A comment in response to the following post by Kate:  Political by default

Hmmm… this kind of wraps up a whole lot of how I see the world into one.

First the political. Small p-political. Not the partisan get me the vote political, but the “the personal is political” stance that one must take in order to see social justice/action actually effect change. I do believe we need to stand up and speak out, but this must be based upon taking a reflective look at the self and our values, not outward expectations that you “should” participate.

Kate’s example of being a woman automatically opting you into feminism can be applied in so many aspects of society. If you are black, aboriginal, wheelchair-bound, etc. it’s often expected that you must “represent”. Yet, FOR INSTANCE, the feminist perspective does not always take into account the perspective of the aboriginal woman who *may* put the collective community ahead of her personal value…

Sadly some of us get cornered into groups because of our appearances. It can be seen (in most cases) that we are women, black, or wheelchair-bound. But what if our identity rests more with aspects that cannot be seen (or are even counter to what can)? Just as example, and certainly not limited to the following: these can be underlying medical conditions (i.e. Diabetes), past experiences (i.e. abuse), or simply parts of our personality that are outside of the “norm”.

What Kate’s post reminds me of, is the importance of ALWAYS remembering that everyone we meet has their own story.

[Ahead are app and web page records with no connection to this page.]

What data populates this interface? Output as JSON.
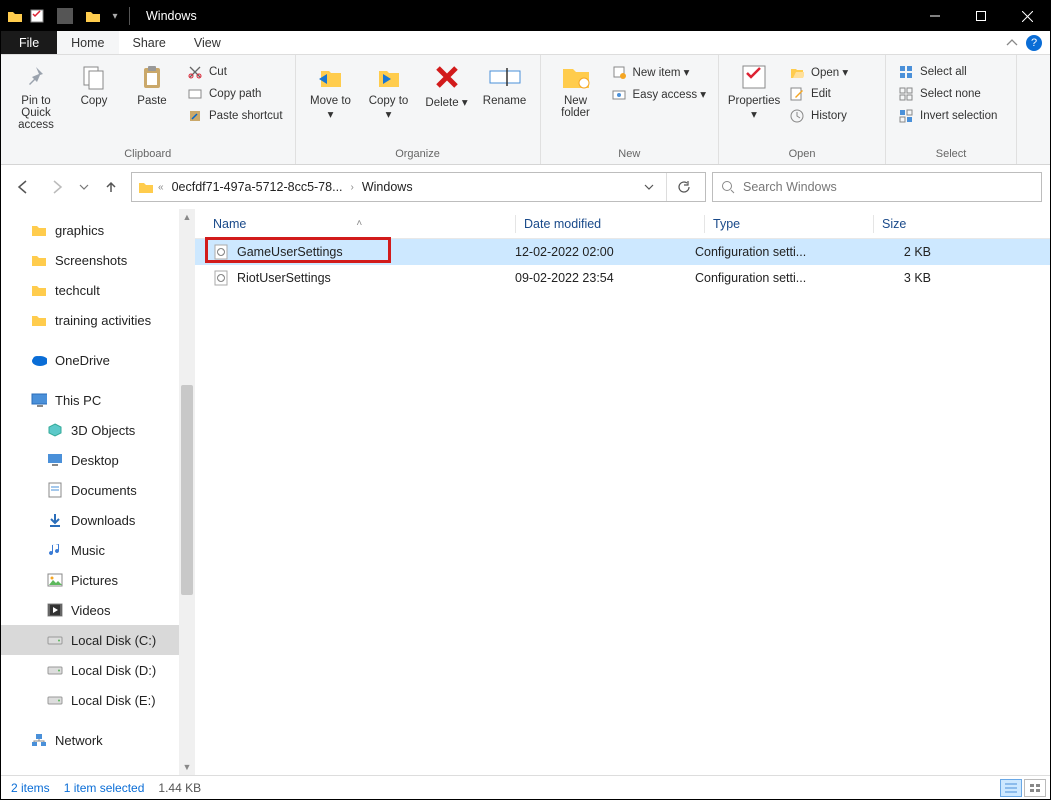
{
  "titlebar": {
    "title": "Windows"
  },
  "tabs": {
    "file": "File",
    "home": "Home",
    "share": "Share",
    "view": "View"
  },
  "ribbon": {
    "clipboard": {
      "label": "Clipboard",
      "pin": "Pin to Quick access",
      "copy": "Copy",
      "paste": "Paste",
      "cut": "Cut",
      "copypath": "Copy path",
      "pasteshortcut": "Paste shortcut"
    },
    "organize": {
      "label": "Organize",
      "moveto": "Move to",
      "copyto": "Copy to",
      "delete": "Delete",
      "rename": "Rename"
    },
    "new": {
      "label": "New",
      "newfolder": "New folder",
      "newitem": "New item",
      "easyaccess": "Easy access"
    },
    "open": {
      "label": "Open",
      "properties": "Properties",
      "open": "Open",
      "edit": "Edit",
      "history": "History"
    },
    "select": {
      "label": "Select",
      "all": "Select all",
      "none": "Select none",
      "invert": "Invert selection"
    }
  },
  "address": {
    "crumb1": "0ecfdf71-497a-5712-8cc5-78...",
    "crumb2": "Windows"
  },
  "search": {
    "placeholder": "Search Windows"
  },
  "columns": {
    "name": "Name",
    "date": "Date modified",
    "type": "Type",
    "size": "Size"
  },
  "files": [
    {
      "name": "GameUserSettings",
      "date": "12-02-2022 02:00",
      "type": "Configuration setti...",
      "size": "2 KB",
      "selected": true,
      "highlight": true
    },
    {
      "name": "RiotUserSettings",
      "date": "09-02-2022 23:54",
      "type": "Configuration setti...",
      "size": "3 KB"
    }
  ],
  "tree": [
    {
      "label": "graphics",
      "icon": "folder"
    },
    {
      "label": "Screenshots",
      "icon": "folder"
    },
    {
      "label": "techcult",
      "icon": "folder"
    },
    {
      "label": "training activities",
      "icon": "folder",
      "truncated": true
    },
    {
      "label": "OneDrive",
      "icon": "onedrive",
      "spacer": true
    },
    {
      "label": "This PC",
      "icon": "thispc",
      "spacer": true
    },
    {
      "label": "3D Objects",
      "icon": "3d",
      "lvl": 2
    },
    {
      "label": "Desktop",
      "icon": "desktop",
      "lvl": 2
    },
    {
      "label": "Documents",
      "icon": "documents",
      "lvl": 2
    },
    {
      "label": "Downloads",
      "icon": "downloads",
      "lvl": 2
    },
    {
      "label": "Music",
      "icon": "music",
      "lvl": 2
    },
    {
      "label": "Pictures",
      "icon": "pictures",
      "lvl": 2
    },
    {
      "label": "Videos",
      "icon": "videos",
      "lvl": 2
    },
    {
      "label": "Local Disk (C:)",
      "icon": "disk",
      "lvl": 2,
      "selected": true
    },
    {
      "label": "Local Disk (D:)",
      "icon": "disk",
      "lvl": 2
    },
    {
      "label": "Local Disk (E:)",
      "icon": "disk",
      "lvl": 2
    },
    {
      "label": "Network",
      "icon": "network",
      "spacer": true
    }
  ],
  "status": {
    "items": "2 items",
    "selected": "1 item selected",
    "size": "1.44 KB"
  }
}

And that our assumptions only serve to discount that.

About Trish

family legacy curator, social justice advocate, blogger, amateur photographer, reader, cyclist, runner & swimmer, mom of two